The fact that our project was a renovation of an existing landscape presented numerous design challenges. Though our project scope and budget were not defined to address all of the pre-existing problems to the site, the primary users of the site would largely judge the success of our project by how our design fixed those issues. With a limited project budget, each of our design choices had to serve multiple goals. To limit reduce excess hardscape and increase permeability, we selectively removed concrete paving. This concrete paving was reused as site walls and landscape seating and terraced the ground into a series of wet and dry gardens.
Rios Clementi Hale Studios - Lead Landscape Architect
Mark Rios, FAIA, FASLA
Samantha Harris, RLA, ASLA, LEED AP
Mike Tramutola, RLA
Brent Jacobsen, RLA, ASLA
General Services Administration - Client
Leslie Shepherd, FAIA
Christian Gabriel, RLA, ASLA
Tim Wideman, Senior PM
Stuart Blakely, Property Manager
Christopher Adams, Operations Manager
Sam Lopez, Supervisory PM
Steve Kline, AIA
Keven Myles, PM, Sustainability Coordinator
Carrie Haman, CO
United States District Courts - Tenant
Scott Ferguson, Facilities Supervisor
Lydia Piper, PM AIC - General Contractor
The Hilltop - Landscape Contractor
Biohabitats - Civil, Water Reclamation, Plumbing
Erin English, PE, LEED AP
Justin Lyon, PE, LEED AP, CGBP
Ryan Case Nicole Stern, RLA, LEED AP
Surroundings - Local Landscape Architect/irrigation design
Faith Okuma, AICP, LEED AP, RLA
Bryan Suhr, Master Arborist
KPFF - Structural
Benjamin Segura, PE Kent Kaewwaen, PE
SGH - Waterproofing
Amy Hackney, PE, LEED AP BD+C

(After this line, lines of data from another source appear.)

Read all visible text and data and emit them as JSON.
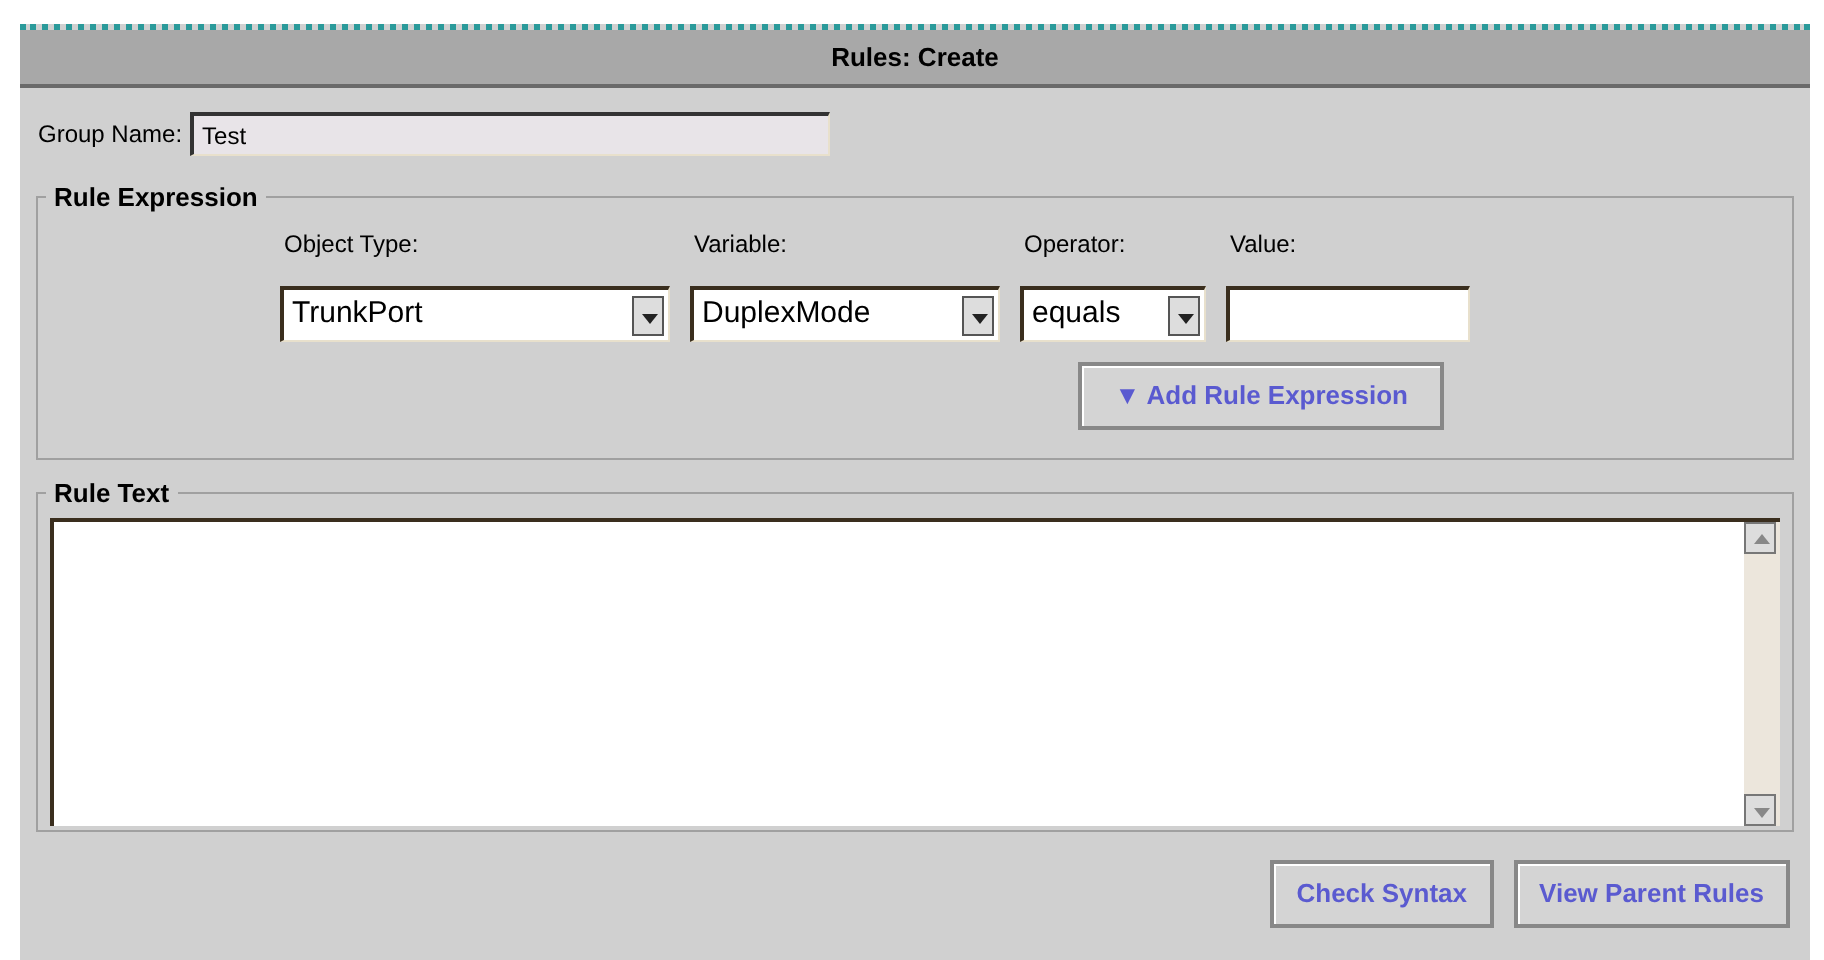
{
  "window": {
    "title": "Rules: Create"
  },
  "group_name": {
    "label": "Group Name:",
    "value": "Test"
  },
  "rule_expression": {
    "legend": "Rule Expression",
    "fields": [
      {
        "label": "Object Type:",
        "kind": "dropdown",
        "value": "TrunkPort"
      },
      {
        "label": "Variable:",
        "kind": "dropdown",
        "value": "DuplexMode"
      },
      {
        "label": "Operator:",
        "kind": "dropdown",
        "value": "equals"
      },
      {
        "label": "Value:",
        "kind": "text"
      }
    ],
    "add_button": {
      "icon": "▼",
      "label": "Add Rule Expression"
    }
  },
  "rule_text": {
    "legend": "Rule Text"
  },
  "buttons": [
    "Check Syntax",
    "View Parent Rules"
  ]
}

Syska Hennesy - Electrical
Alireza Hadian Alan Ayap
KGM - Lighting
Mike Gehring, FAIA, IALD
Kris Sandheinrich, LC
Positive Energy - PV design